- REQUIRED ACTION
Keep each entry exactly as written when you repeat it, and skip the images.

- DATASET CONTENT
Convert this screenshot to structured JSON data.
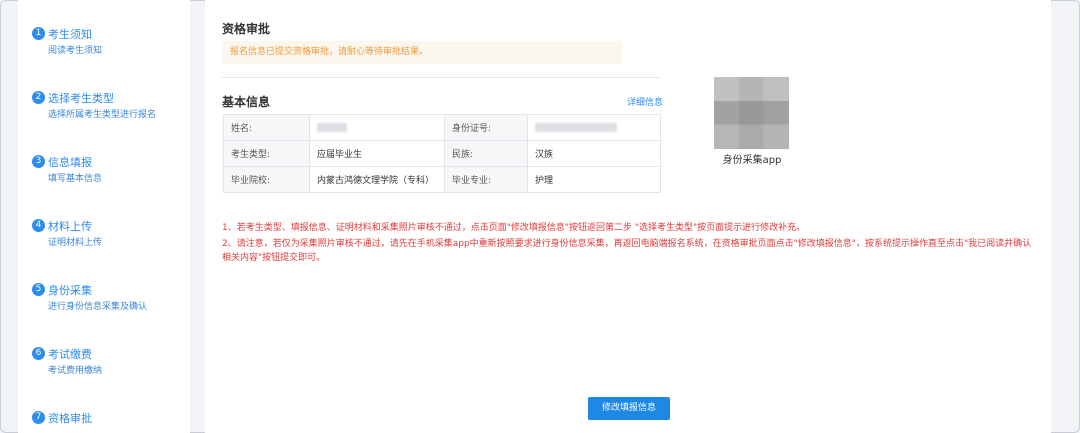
{
  "sidebar": {
    "steps": [
      {
        "num": "1",
        "title": "考生须知",
        "desc": "阅读考生须知"
      },
      {
        "num": "2",
        "title": "选择考生类型",
        "desc": "选择所属考生类型进行报名"
      },
      {
        "num": "3",
        "title": "信息填报",
        "desc": "填写基本信息"
      },
      {
        "num": "4",
        "title": "材料上传",
        "desc": "证明材料上传"
      },
      {
        "num": "5",
        "title": "身份采集",
        "desc": "进行身份信息采集及确认"
      },
      {
        "num": "6",
        "title": "考试缴费",
        "desc": "考试费用缴纳"
      },
      {
        "num": "7",
        "title": "资格审批",
        "desc": ""
      }
    ]
  },
  "main": {
    "title": "资格审批",
    "notice": "报名信息已提交资格审批，请耐心等待审批结果。",
    "basic_info_title": "基本信息",
    "detail_link": "详细信息",
    "table": {
      "name_label": "姓名:",
      "id_label": "身份证号:",
      "type_label": "考生类型:",
      "type_value": "应届毕业生",
      "ethnic_label": "民族:",
      "ethnic_value": "汉族",
      "school_label": "毕业院校:",
      "school_value": "内蒙古鸿德文理学院（专科）",
      "major_label": "毕业专业:",
      "major_value": "护理"
    },
    "photo_caption": "身份采集app",
    "notes": [
      "1、若考生类型、填报信息、证明材料和采集照片审核不通过，点击页面\"修改填报信息\"按钮返回第二步 \"选择考生类型\"按页面提示进行修改补充。",
      "2、请注意，若仅为采集照片审核不通过，请先在手机采集app中重新按照要求进行身份信息采集，再返回电脑端报名系统，在资格审批页面点击\"修改填报信息\"，按系统提示操作直至点击\"我已阅读并确认相关内容\"按钮提交即可。"
    ],
    "submit_label": "修改填报信息"
  },
  "colors": {
    "accent": "#2d8cf0",
    "notice_text": "#f09a3a",
    "warning_text": "#e23b3b",
    "button": "#1e88e5"
  }
}
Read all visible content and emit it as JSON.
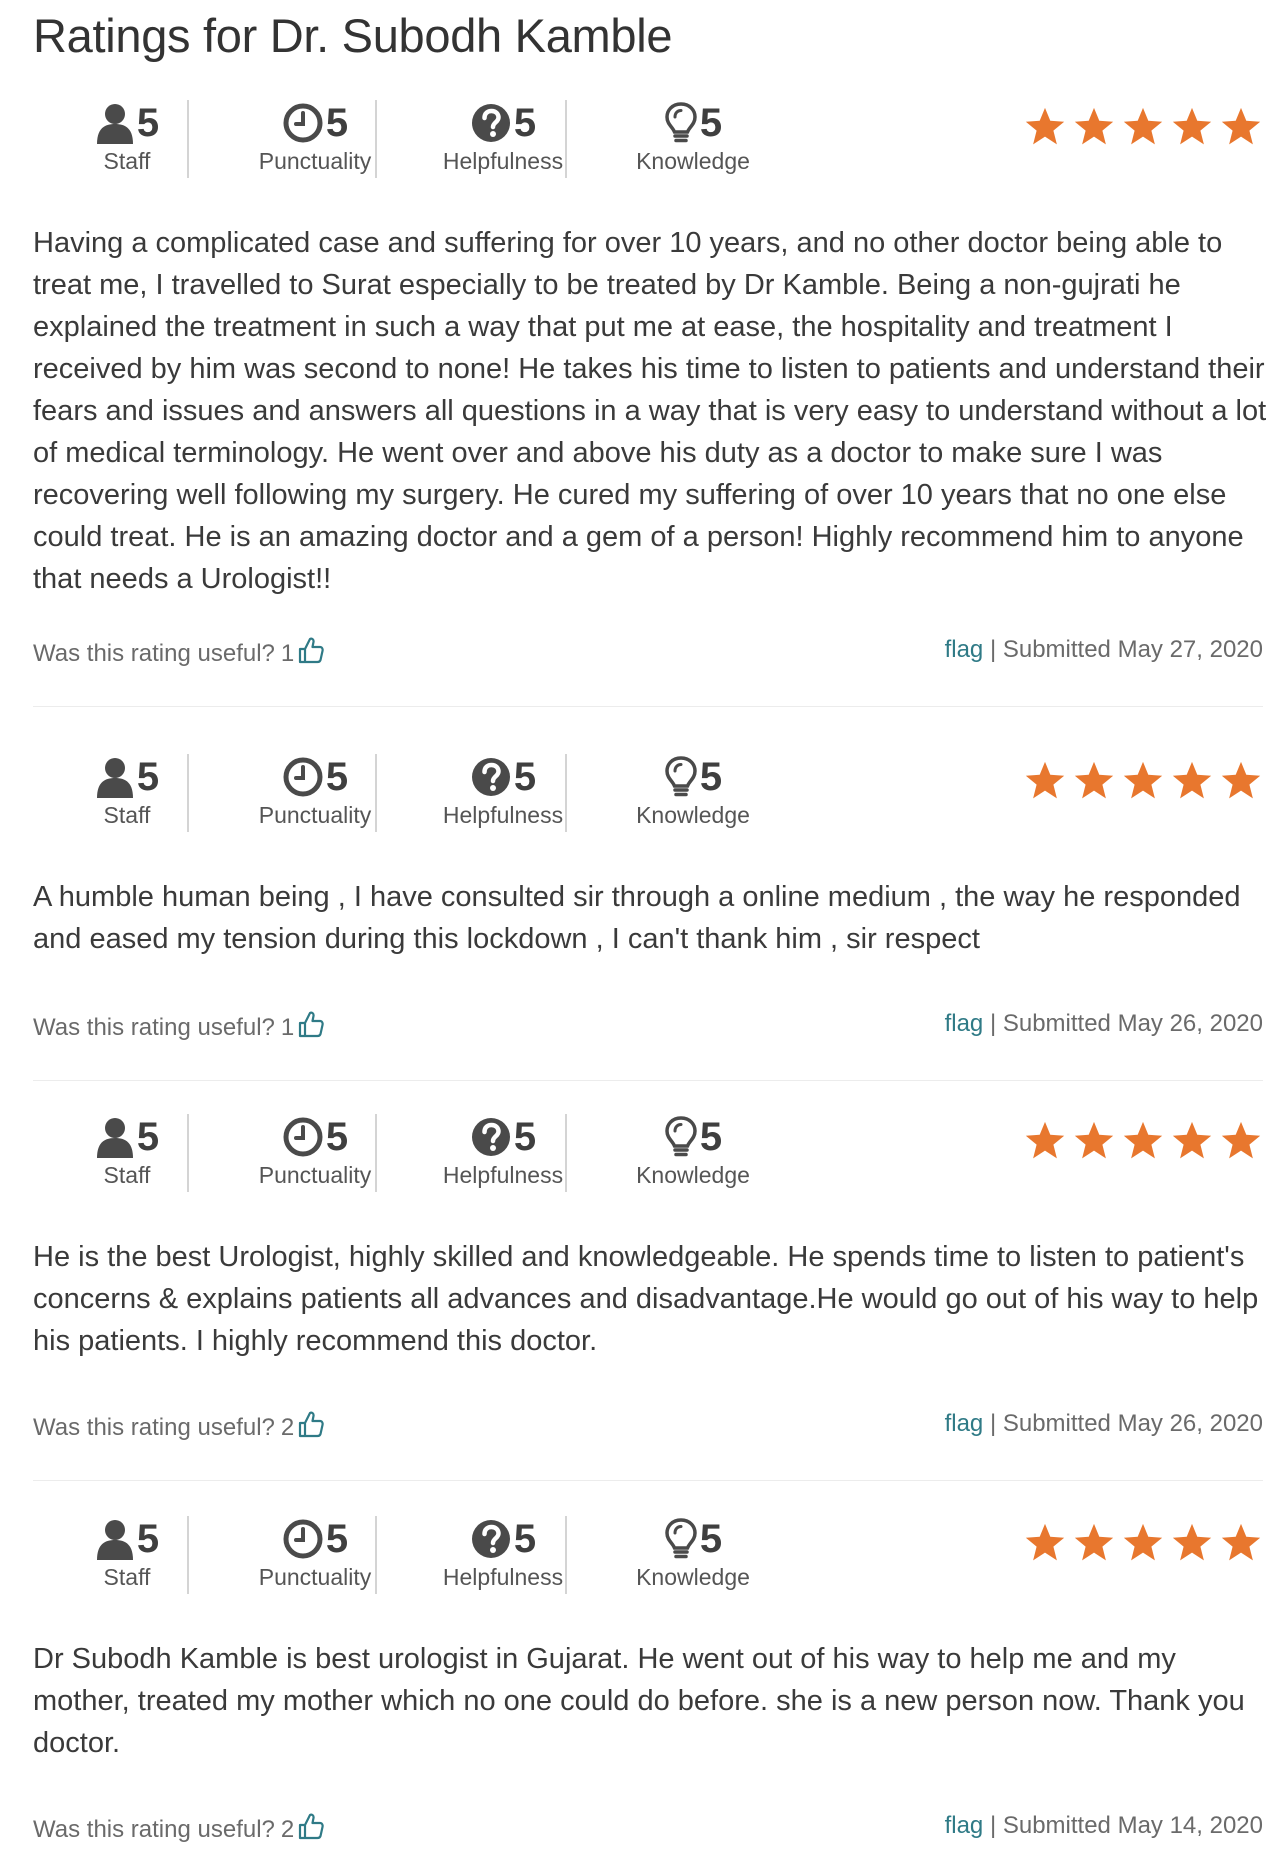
{
  "title": "Ratings for Dr. Subodh Kamble",
  "colors": {
    "star": "#e8772e",
    "link": "#2f7a86",
    "text": "#3a3a3a"
  },
  "metric_icons": [
    "user-icon",
    "clock-icon",
    "question-circle-icon",
    "lightbulb-icon"
  ],
  "reviews": [
    {
      "metrics": [
        {
          "label": "Staff",
          "score": "5"
        },
        {
          "label": "Punctuality",
          "score": "5"
        },
        {
          "label": "Helpfulness",
          "score": "5"
        },
        {
          "label": "Knowledge",
          "score": "5"
        }
      ],
      "stars": 5,
      "text": "Having a complicated case and suffering for over 10 years, and no other doctor being able to treat me, I travelled to Surat especially to be treated by Dr Kamble. Being a non-gujrati he explained the treatment in such a way that put me at ease, the hospitality and treatment I received by him was second to none! He takes his time to listen to patients and understand their fears and issues and answers all questions in a way that is very easy to understand without a lot of medical terminology. He went over and above his duty as a doctor to make sure I was recovering well following my surgery. He cured my suffering of over 10 years that no one else could treat. He is an amazing doctor and a gem of a person! Highly recommend him to anyone that needs a Urologist!!",
      "useful_label": "Was this rating useful?",
      "useful_count": "1",
      "flag": "flag",
      "separator": "|",
      "submitted": "Submitted May 27, 2020"
    },
    {
      "metrics": [
        {
          "label": "Staff",
          "score": "5"
        },
        {
          "label": "Punctuality",
          "score": "5"
        },
        {
          "label": "Helpfulness",
          "score": "5"
        },
        {
          "label": "Knowledge",
          "score": "5"
        }
      ],
      "stars": 5,
      "text": "A humble human being , I have consulted sir through a online medium , the way he responded and eased my tension during this lockdown , I can't thank him , sir respect",
      "useful_label": "Was this rating useful?",
      "useful_count": "1",
      "flag": "flag",
      "separator": "|",
      "submitted": "Submitted May 26, 2020"
    },
    {
      "metrics": [
        {
          "label": "Staff",
          "score": "5"
        },
        {
          "label": "Punctuality",
          "score": "5"
        },
        {
          "label": "Helpfulness",
          "score": "5"
        },
        {
          "label": "Knowledge",
          "score": "5"
        }
      ],
      "stars": 5,
      "text": "He is the best Urologist, highly skilled and knowledgeable. He spends time to listen to patient's concerns & explains patients all advances and disadvantage.He would go out of his way to help his patients. I highly recommend this doctor.",
      "useful_label": "Was this rating useful?",
      "useful_count": "2",
      "flag": "flag",
      "separator": "|",
      "submitted": "Submitted May 26, 2020"
    },
    {
      "metrics": [
        {
          "label": "Staff",
          "score": "5"
        },
        {
          "label": "Punctuality",
          "score": "5"
        },
        {
          "label": "Helpfulness",
          "score": "5"
        },
        {
          "label": "Knowledge",
          "score": "5"
        }
      ],
      "stars": 5,
      "text": "Dr Subodh Kamble is best urologist in Gujarat. He went out of his way to help me and my mother, treated my mother which no one could do before. she is a new person now. Thank you doctor.",
      "useful_label": "Was this rating useful?",
      "useful_count": "2",
      "flag": "flag",
      "separator": "|",
      "submitted": "Submitted May 14, 2020"
    }
  ]
}
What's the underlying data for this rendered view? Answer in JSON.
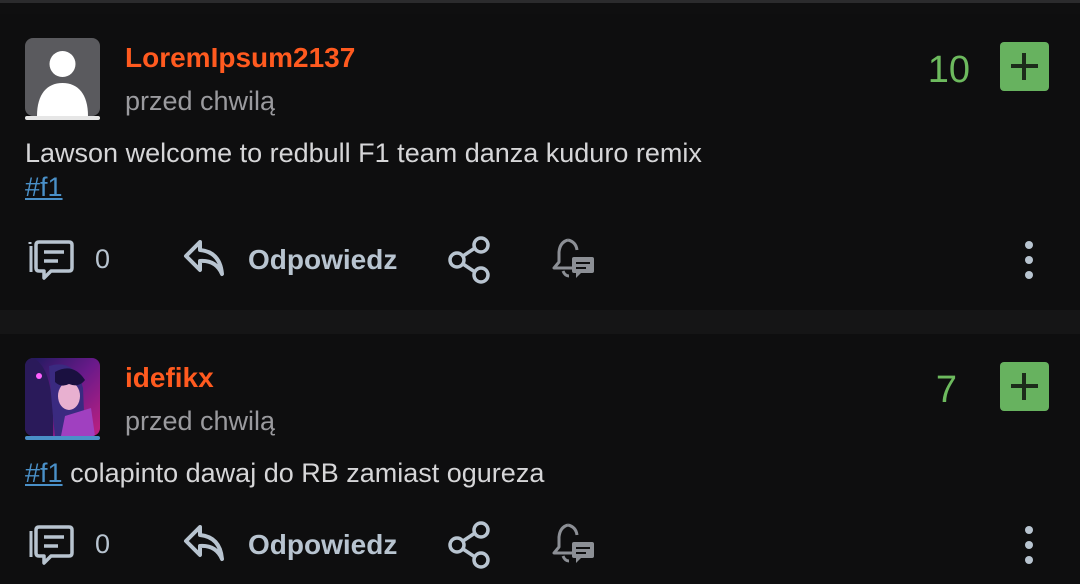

- RESPONSE TO THIS EXERCISE
Convert this screenshot to structured JSON data.
{
  "sidebar": {
    "steps": [
      {
        "num": "1",
        "title": "考生须知",
        "desc": "阅读考生须知"
      },
      {
        "num": "2",
        "title": "选择考生类型",
        "desc": "选择所属考生类型进行报名"
      },
      {
        "num": "3",
        "title": "信息填报",
        "desc": "填写基本信息"
      },
      {
        "num": "4",
        "title": "材料上传",
        "desc": "证明材料上传"
      },
      {
        "num": "5",
        "title": "身份采集",
        "desc": "进行身份信息采集及确认"
      },
      {
        "num": "6",
        "title": "考试缴费",
        "desc": "考试费用缴纳"
      },
      {
        "num": "7",
        "title": "资格审批",
        "desc": ""
      }
    ]
  },
  "main": {
    "title": "资格审批",
    "notice": "报名信息已提交资格审批，请耐心等待审批结果。",
    "basic_info_title": "基本信息",
    "detail_link": "详细信息",
    "table": {
      "name_label": "姓名:",
      "id_label": "身份证号:",
      "type_label": "考生类型:",
      "type_value": "应届毕业生",
      "ethnic_label": "民族:",
      "ethnic_value": "汉族",
      "school_label": "毕业院校:",
      "school_value": "内蒙古鸿德文理学院（专科）",
      "major_label": "毕业专业:",
      "major_value": "护理"
    },
    "photo_caption": "身份采集app",
    "notes": [
      "1、若考生类型、填报信息、证明材料和采集照片审核不通过，点击页面\"修改填报信息\"按钮返回第二步 \"选择考生类型\"按页面提示进行修改补充。",
      "2、请注意，若仅为采集照片审核不通过，请先在手机采集app中重新按照要求进行身份信息采集，再返回电脑端报名系统，在资格审批页面点击\"修改填报信息\"，按系统提示操作直至点击\"我已阅读并确认相关内容\"按钮提交即可。"
    ],
    "submit_label": "修改填报信息"
  },
  "colors": {
    "accent": "#2d8cf0",
    "notice_text": "#f09a3a",
    "warning_text": "#e23b3b",
    "button": "#1e88e5"
  }
}
Read all visible content and emit it as JSON.
{
  "title": "Ratings for Dr. Subodh Kamble",
  "colors": {
    "star": "#e8772e",
    "link": "#2f7a86",
    "text": "#3a3a3a"
  },
  "metric_icons": [
    "user-icon",
    "clock-icon",
    "question-circle-icon",
    "lightbulb-icon"
  ],
  "reviews": [
    {
      "metrics": [
        {
          "label": "Staff",
          "score": "5"
        },
        {
          "label": "Punctuality",
          "score": "5"
        },
        {
          "label": "Helpfulness",
          "score": "5"
        },
        {
          "label": "Knowledge",
          "score": "5"
        }
      ],
      "stars": 5,
      "text": "Having a complicated case and suffering for over 10 years, and no other doctor being able to treat me, I travelled to Surat especially to be treated by Dr Kamble. Being a non-gujrati he explained the treatment in such a way that put me at ease, the hospitality and treatment I received by him was second to none! He takes his time to listen to patients and understand their fears and issues and answers all questions in a way that is very easy to understand without a lot of medical terminology. He went over and above his duty as a doctor to make sure I was recovering well following my surgery. He cured my suffering of over 10 years that no one else could treat. He is an amazing doctor and a gem of a person! Highly recommend him to anyone that needs a Urologist!!",
      "useful_label": "Was this rating useful?",
      "useful_count": "1",
      "flag": "flag",
      "separator": "|",
      "submitted": "Submitted May 27, 2020"
    },
    {
      "metrics": [
        {
          "label": "Staff",
          "score": "5"
        },
        {
          "label": "Punctuality",
          "score": "5"
        },
        {
          "label": "Helpfulness",
          "score": "5"
        },
        {
          "label": "Knowledge",
          "score": "5"
        }
      ],
      "stars": 5,
      "text": "A humble human being , I have consulted sir through a online medium , the way he responded and eased my tension during this lockdown , I can't thank him , sir respect",
      "useful_label": "Was this rating useful?",
      "useful_count": "1",
      "flag": "flag",
      "separator": "|",
      "submitted": "Submitted May 26, 2020"
    },
    {
      "metrics": [
        {
          "label": "Staff",
          "score": "5"
        },
        {
          "label": "Punctuality",
          "score": "5"
        },
        {
          "label": "Helpfulness",
          "score": "5"
        },
        {
          "label": "Knowledge",
          "score": "5"
        }
      ],
      "stars": 5,
      "text": "He is the best Urologist, highly skilled and knowledgeable. He spends time to listen to patient's concerns & explains patients all advances and disadvantage.He would go out of his way to help his patients. I highly recommend this doctor.",
      "useful_label": "Was this rating useful?",
      "useful_count": "2",
      "flag": "flag",
      "separator": "|",
      "submitted": "Submitted May 26, 2020"
    },
    {
      "metrics": [
        {
          "label": "Staff",
          "score": "5"
        },
        {
          "label": "Punctuality",
          "score": "5"
        },
        {
          "label": "Helpfulness",
          "score": "5"
        },
        {
          "label": "Knowledge",
          "score": "5"
        }
      ],
      "stars": 5,
      "text": "Dr Subodh Kamble is best urologist in Gujarat. He went out of his way to help me and my mother, treated my mother which no one could do before. she is a new person now. Thank you doctor.",
      "useful_label": "Was this rating useful?",
      "useful_count": "2",
      "flag": "flag",
      "separator": "|",
      "submitted": "Submitted May 14, 2020"
    }
  ]
}
What's the underlying data for this rendered view? Answer in JSON.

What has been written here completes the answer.